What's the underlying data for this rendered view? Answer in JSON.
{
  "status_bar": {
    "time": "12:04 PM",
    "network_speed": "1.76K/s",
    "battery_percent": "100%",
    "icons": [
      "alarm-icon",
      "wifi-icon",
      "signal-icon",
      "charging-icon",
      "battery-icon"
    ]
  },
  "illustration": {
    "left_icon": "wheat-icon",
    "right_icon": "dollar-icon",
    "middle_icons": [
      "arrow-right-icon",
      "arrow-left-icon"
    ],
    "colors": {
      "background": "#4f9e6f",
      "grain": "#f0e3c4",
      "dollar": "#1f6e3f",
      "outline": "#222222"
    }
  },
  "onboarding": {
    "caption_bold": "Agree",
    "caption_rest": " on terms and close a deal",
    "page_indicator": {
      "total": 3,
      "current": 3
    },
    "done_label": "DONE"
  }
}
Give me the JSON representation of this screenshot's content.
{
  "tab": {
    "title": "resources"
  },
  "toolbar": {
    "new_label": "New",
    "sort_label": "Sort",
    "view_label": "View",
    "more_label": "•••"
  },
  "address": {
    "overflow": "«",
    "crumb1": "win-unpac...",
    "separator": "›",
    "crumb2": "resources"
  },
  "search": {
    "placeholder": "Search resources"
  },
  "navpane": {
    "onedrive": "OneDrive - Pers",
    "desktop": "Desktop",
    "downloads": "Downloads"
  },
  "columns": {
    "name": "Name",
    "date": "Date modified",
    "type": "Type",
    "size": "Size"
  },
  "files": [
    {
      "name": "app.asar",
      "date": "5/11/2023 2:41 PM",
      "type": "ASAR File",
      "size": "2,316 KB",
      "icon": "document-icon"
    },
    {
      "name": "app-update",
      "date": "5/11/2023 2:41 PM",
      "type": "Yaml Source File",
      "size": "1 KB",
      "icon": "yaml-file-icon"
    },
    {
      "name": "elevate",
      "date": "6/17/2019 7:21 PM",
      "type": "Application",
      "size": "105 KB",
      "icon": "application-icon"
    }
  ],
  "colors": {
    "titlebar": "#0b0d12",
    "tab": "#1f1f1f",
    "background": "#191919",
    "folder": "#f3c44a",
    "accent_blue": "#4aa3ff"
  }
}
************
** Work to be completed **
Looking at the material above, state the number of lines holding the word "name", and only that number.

** Solution to this exercise **
4